Open

Employer Spotlight

Recruit Gen Y Stars

You need new tools to attract the new breed of talent - Experience will help you build your team with Gen Y stars.

Go

Ease of Use

Our management dashboard helps you easily post jobs, pinpoint targeted candidates and manage your talent pipeline.

Go

All Needles, No Hay

Don't wait for the best candidates to come to your door - with Experience, you can proactively target top talent.

Go

Build Your Experience

Experience is your most important asset - we're here to help you find that next opportunity.

Go

Tell Your Story

You're so much more than just your resume. Showcase your Experience.

Go

Connections Matter

Introductions are made easy when you have Experience -- connect with alumni, mentors and industry insiders.

Go
Forgot?

Use eRecruiting by Experience on campus?
Find your school here.

Home  > Article

Job Seekers: Avoid Getting "Googled Out"

By Brad Isaac

Does Google affect your chances of getting hired? You bet it does. Here's why you need to start taking responsibility for your online actions.

With the number of people we read about who get fired for
blogging about their companies, it's common sense that if you make
embarrassing posts or put criticisms about your company on the
Internet, it can be hazardous to your career. But what happens if you
are a job seeker who posts online? Would it affect your ability to
find a job?

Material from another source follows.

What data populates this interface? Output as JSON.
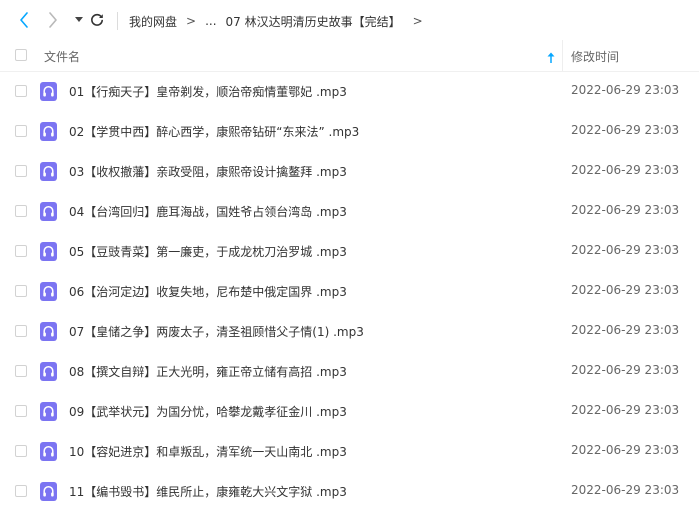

You bet it does.

I've been part of search committees where in looking for a qualified
candidate one of the first places checked is not references, nor prior
employment. No, Google is the first place many employers look to find
out the "real" story behind candidates. It's human nature to look and
verify - if not for the sake of thoroughness, for the sake of curiosity.

Perfectly qualified people can become unqualified if their homepage or
Net posts are offensive, weird or critical of their current company.
I've seen it happen more times than I care to mention.

Nick Corcodilos of Ask The Headhunter says you need to take accountability for what you do online as well as anywhere else. He says, "it fosters responsibility and, if your words have value, it builds credibility." Obviously, having seen prior posts and online activity come back to haunt some job candidates, I believe this is true.

The good news is that you can also swing this pendulum the other
direction. You can add some good to the world. Teach one of your
skills online. Let your professionalism shine through and it can
demonstrate your writing and documentation skills. Get enough people
to your site and it shows you can market. Simply put, you can
demonstrate your value to potential employers - in the very first place
they look.

Brad Isaac is a writer, speaker and software programmer.  His unique Achieve-IT! software dramatically influences people to stop smoking, lose weight, erase debt, build personal wealth, and is available at http://smartgoalsoftware.com today.


Copyright 2008 CareerBuilder.com. All rights reserved. The information contained in this article may not be published, broadcast or otherwise distributed without prior written authority.






More Related Articles


What's Your Sign? Hot Jobs for Your Horoscope
Come on, admit it. You sneak a peak at your horoscope now and then, don't you? And even though horoscopes aren't always correct, every once in a while you read one so dead-on it makes you reconsider your feelings about this whole astrology thing.

Which Movie Boss Do You Have?
We go to see movies to be entertained and get a temporary break from reality. Sometimes, though, the characters and situations on screen seem eerily familiar.

When Your Skills Aren't a Perfect Match
In the course of a job search, it's very common for job seekers to locate openings that closely match their skills and experience but are not a perfect fit. So what do you do when the description fits you to a tee but your skills fall just a little short?



Google Web Search
Didn't see what you were looking for?
 
powered by Google
Copyright ©2017 Experience, Inc Privacy Policy Terms of Service